## Source material

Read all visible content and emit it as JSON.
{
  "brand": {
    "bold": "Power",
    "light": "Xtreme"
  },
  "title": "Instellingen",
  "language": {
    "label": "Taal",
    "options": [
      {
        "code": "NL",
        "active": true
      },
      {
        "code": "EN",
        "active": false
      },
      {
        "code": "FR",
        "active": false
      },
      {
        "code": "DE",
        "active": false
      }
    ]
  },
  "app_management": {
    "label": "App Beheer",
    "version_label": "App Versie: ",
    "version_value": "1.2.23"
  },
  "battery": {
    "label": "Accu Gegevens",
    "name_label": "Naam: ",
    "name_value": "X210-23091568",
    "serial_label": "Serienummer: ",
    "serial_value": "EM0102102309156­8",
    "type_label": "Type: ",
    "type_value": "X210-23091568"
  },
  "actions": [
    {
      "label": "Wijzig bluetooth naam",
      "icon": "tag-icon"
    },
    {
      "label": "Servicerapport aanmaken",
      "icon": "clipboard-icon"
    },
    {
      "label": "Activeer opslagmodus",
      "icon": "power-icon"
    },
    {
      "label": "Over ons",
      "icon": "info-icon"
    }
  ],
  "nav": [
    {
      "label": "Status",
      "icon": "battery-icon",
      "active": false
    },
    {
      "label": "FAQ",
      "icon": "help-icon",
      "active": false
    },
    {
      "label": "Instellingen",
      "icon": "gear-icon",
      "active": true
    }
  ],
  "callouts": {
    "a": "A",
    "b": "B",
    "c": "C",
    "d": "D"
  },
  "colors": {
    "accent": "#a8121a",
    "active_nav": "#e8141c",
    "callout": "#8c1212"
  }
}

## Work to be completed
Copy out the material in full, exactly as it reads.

## Completed exercise
Read all visible content and emit it as JSON.
{
  "brand": {
    "bold": "Power",
    "light": "Xtreme"
  },
  "title": "Instellingen",
  "language": {
    "label": "Taal",
    "options": [
      {
        "code": "NL",
        "active": true
      },
      {
        "code": "EN",
        "active": false
      },
      {
        "code": "FR",
        "active": false
      },
      {
        "code": "DE",
        "active": false
      }
    ]
  },
  "app_management": {
    "label": "App Beheer",
    "version_label": "App Versie: ",
    "version_value": "1.2.23"
  },
  "battery": {
    "label": "Accu Gegevens",
    "name_label": "Naam: ",
    "name_value": "X210-23091568",
    "serial_label": "Serienummer: ",
    "serial_value": "EM0102102309156­8",
    "type_label": "Type: ",
    "type_value": "X210-23091568"
  },
  "actions": [
    {
      "label": "Wijzig bluetooth naam",
      "icon": "tag-icon"
    },
    {
      "label": "Servicerapport aanmaken",
      "icon": "clipboard-icon"
    },
    {
      "label": "Activeer opslagmodus",
      "icon": "power-icon"
    },
    {
      "label": "Over ons",
      "icon": "info-icon"
    }
  ],
  "nav": [
    {
      "label": "Status",
      "icon": "battery-icon",
      "active": false
    },
    {
      "label": "FAQ",
      "icon": "help-icon",
      "active": false
    },
    {
      "label": "Instellingen",
      "icon": "gear-icon",
      "active": true
    }
  ],
  "callouts": {
    "a": "A",
    "b": "B",
    "c": "C",
    "d": "D"
  },
  "colors": {
    "accent": "#a8121a",
    "active_nav": "#e8141c",
    "callout": "#8c1212"
  }
}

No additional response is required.